As Ishaan Tharoor and Tim Rogers reported in Time, however, the new company is based in Hong Kong and registered in the Cayman Islands, so it’s not immediately clear how much clout the company has, and it’s not clear that Managua and Beijing are on the best of terms:
But Nicaragua is an unlikely beachhead for Beijing’s expanding geopolitical clout. The Central American nation is among a handful of countries that maintains diplomatic ties with Taiwan, which Beijing still considers a renegade province. The Chinese company that was granted the generous concession, HK Nicaragua Canal Development Investment (HKND-Group) — an enigmatic firm that was recently registered in the Cayman Islands and supposedly based in Hong Kong — doesn’t appear to have any direct ties to the Chinese government, nor any international experience managing infrastructure projects. Nor are there any immediate signs of Nicaragua following what Costa Rica did in 2007 and breaking ties with Taiwan in favor of new benefactors from the Chinese mainland.
The company’s CEO, Wang Jing, is a Chinese telecom tycoon. On the website of his flagship cell-phone company Xinwei, Wang says his wireless company, which consequentially just received a full-service telecom concession to operate in Nicaragua, is dedicated to the “progress of the world civilization” and “will become a legend!” But other than his official bio, little is known about Wang. He has visited Nicaragua only once— a stiff, no-smiles photo op with President Ortega last September.
“Why Wang Jing? I really don’t know, but I would guess that no one else was willing to fund a project of this sort,” says Margaret Myers, director of the China and Latin America program at the Inter-American Dialogue. Myers says Wang is rumored to have government connections, but so far there is no indication that the Chinese government is interested in the project. “I haven’t seen the project referenced at all in Chinese official or social media,” she says.
After years of shopping the Nicaragua Canal project around, however, a private, Chinese maverick investor from Hong Kong may be the only person willing to make such a risky investment in a country where so many problems could arise, not least of which include the potential that Ortega or a future Nicaraguan leader would nationalize the canal to divert all of the profits to the state. Despite the global reach of capital, foreign investment in Nicaragua remains more in the ‘speculative’ stage than the ‘emerging market’ stage.
On the other hand, it isn’t necessarily out of the question that the PRC’s leadership would find an alternative Chinese-owned shipping route between the two oceans appealing, so Nicaragua’s new mysterious investor could well be counting on the fact that if the project gets off to a strong start, it could pique official interest in the canal, especially given China’s growing economic and political relations throughout Latin America.

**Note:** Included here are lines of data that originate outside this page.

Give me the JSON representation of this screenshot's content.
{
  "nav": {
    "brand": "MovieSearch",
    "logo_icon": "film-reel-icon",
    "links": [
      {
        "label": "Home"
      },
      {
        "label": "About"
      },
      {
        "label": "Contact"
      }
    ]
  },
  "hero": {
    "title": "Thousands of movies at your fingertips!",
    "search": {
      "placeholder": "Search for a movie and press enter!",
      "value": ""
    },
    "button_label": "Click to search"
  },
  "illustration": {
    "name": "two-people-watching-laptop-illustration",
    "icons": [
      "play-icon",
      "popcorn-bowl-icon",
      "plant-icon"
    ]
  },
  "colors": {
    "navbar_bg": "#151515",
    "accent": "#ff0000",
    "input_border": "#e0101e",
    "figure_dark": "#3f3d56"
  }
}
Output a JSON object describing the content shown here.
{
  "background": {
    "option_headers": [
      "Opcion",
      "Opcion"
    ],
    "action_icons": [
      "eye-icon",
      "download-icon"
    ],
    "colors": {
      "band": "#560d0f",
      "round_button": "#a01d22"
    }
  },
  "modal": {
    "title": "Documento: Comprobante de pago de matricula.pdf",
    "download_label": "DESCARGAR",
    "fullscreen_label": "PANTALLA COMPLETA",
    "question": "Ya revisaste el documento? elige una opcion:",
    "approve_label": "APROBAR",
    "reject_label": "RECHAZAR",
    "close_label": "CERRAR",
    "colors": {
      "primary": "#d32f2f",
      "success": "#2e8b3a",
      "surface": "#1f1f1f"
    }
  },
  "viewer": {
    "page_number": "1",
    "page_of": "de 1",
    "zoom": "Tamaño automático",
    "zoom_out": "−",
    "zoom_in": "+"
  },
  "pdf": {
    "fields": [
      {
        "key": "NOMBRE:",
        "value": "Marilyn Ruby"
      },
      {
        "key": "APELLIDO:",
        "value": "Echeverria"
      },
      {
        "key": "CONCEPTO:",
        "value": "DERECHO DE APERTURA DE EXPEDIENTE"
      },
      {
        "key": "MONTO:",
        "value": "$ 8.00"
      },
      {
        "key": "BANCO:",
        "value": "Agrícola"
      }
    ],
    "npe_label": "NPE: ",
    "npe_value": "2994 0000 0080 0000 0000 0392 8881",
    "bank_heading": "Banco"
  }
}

If Nicaragua finds its way toward severing its official recognition of Taiwan, greater Sino-Nicaraguan cooperation on the canal project might even open the door to even greater Nicaraguan-Chinese economic ties. That alternative may be especially important these days for Ortega, given the precarious economic condition of Nicaragua’s recent benefactor Venezuela, upon which Ortega has grown increasingly dependent for aid in the past seven years.
Top photo credit to Kevin Lees — view of Managua from Parque Historica, February 2008. Bottom photo credit to Diana Ulloa/Confidencial.